Among the entries below, how many lines hold "JSON"? Reply with the number only.

• _PROVIDED INFORMATION_:

· · ·

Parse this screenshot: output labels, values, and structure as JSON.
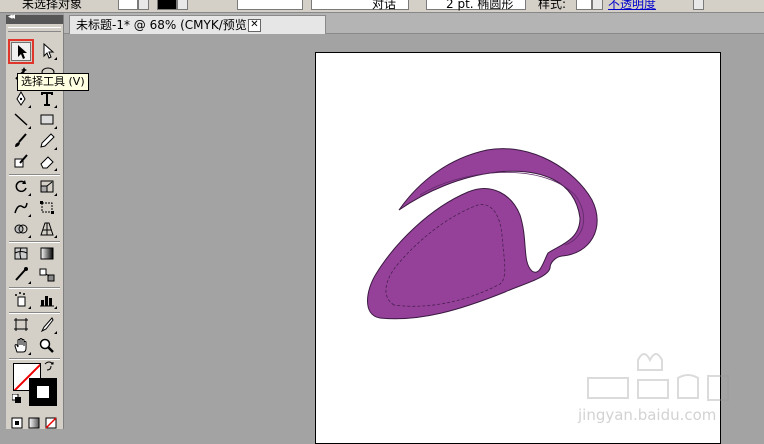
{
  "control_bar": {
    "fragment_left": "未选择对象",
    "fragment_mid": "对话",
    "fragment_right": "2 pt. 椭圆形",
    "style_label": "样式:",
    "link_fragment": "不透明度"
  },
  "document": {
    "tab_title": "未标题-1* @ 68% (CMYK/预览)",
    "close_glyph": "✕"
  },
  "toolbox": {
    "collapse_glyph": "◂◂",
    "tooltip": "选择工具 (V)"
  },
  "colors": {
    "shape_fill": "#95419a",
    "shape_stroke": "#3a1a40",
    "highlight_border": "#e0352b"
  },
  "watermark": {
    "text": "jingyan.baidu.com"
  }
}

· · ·

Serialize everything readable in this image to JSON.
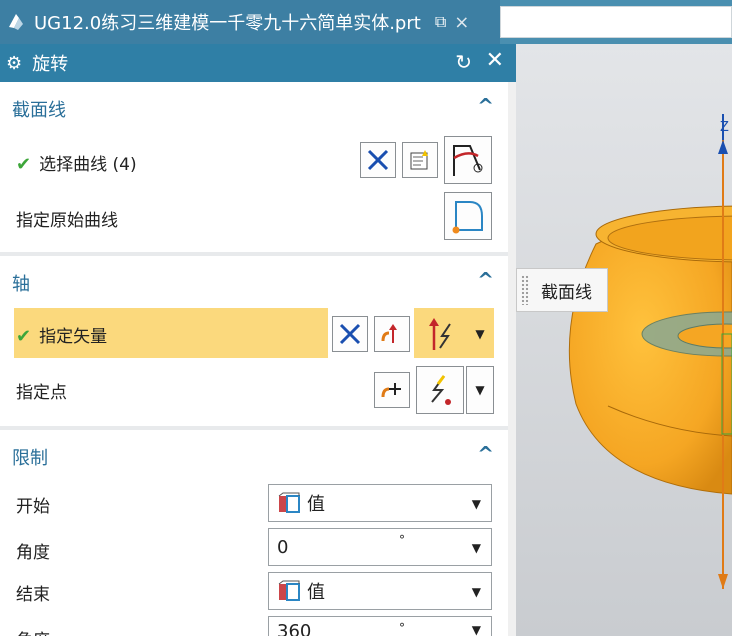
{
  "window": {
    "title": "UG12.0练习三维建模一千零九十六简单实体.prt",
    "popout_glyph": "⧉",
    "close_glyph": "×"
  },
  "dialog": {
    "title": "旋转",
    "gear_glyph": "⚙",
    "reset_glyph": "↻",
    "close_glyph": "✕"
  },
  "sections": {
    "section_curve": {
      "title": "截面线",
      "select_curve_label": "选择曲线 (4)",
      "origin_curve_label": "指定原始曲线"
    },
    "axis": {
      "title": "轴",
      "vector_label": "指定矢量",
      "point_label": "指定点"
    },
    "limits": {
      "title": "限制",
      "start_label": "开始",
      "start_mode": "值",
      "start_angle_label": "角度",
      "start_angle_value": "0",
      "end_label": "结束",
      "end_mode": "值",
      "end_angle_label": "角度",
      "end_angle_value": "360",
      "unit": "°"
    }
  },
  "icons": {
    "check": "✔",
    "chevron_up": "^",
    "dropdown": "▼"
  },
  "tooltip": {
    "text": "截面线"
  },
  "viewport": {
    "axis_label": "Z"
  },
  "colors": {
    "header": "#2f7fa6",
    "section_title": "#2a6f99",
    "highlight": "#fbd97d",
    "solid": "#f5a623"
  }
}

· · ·

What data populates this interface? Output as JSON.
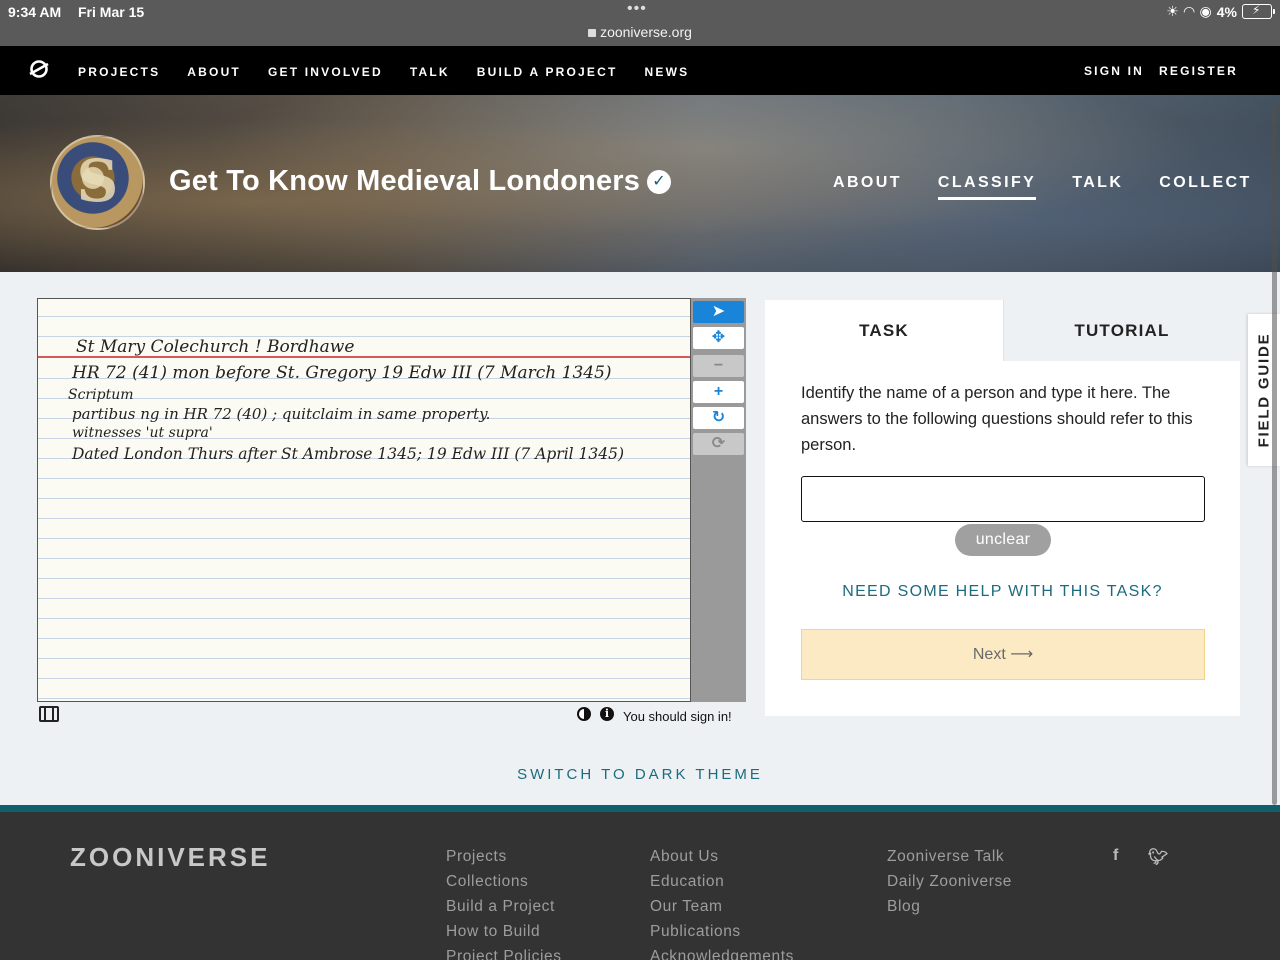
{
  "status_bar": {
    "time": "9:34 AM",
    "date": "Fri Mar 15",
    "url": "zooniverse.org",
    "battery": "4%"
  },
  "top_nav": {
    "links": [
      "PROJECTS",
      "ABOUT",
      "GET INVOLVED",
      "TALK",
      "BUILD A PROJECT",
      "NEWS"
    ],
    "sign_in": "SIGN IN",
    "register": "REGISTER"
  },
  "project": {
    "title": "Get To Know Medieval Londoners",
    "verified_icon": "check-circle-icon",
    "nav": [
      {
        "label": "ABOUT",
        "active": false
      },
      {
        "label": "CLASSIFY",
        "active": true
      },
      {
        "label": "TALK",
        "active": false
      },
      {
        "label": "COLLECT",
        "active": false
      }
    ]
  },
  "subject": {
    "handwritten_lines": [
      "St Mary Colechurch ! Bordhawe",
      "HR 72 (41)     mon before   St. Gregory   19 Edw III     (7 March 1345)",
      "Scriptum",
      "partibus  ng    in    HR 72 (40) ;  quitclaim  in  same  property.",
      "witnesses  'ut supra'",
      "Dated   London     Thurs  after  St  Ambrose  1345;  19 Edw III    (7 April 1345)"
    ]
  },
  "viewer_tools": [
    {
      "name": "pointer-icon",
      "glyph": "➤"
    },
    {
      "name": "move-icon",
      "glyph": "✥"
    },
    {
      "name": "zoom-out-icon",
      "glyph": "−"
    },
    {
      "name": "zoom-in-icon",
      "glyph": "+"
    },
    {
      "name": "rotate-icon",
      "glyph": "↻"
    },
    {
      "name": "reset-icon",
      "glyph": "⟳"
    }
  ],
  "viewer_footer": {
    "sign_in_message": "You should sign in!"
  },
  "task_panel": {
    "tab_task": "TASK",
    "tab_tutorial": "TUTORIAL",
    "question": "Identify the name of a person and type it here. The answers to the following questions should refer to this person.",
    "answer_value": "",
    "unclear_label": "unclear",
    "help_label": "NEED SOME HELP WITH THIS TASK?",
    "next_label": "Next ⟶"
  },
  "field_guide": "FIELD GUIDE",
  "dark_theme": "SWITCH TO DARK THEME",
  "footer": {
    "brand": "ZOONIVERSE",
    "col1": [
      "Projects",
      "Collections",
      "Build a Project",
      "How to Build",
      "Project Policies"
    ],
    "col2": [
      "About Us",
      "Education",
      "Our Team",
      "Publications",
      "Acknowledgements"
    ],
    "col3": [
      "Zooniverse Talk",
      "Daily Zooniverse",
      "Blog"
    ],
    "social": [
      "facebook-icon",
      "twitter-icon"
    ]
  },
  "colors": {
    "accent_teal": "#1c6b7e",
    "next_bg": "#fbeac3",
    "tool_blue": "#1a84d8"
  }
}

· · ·

• _FINAL ANSWER_: 3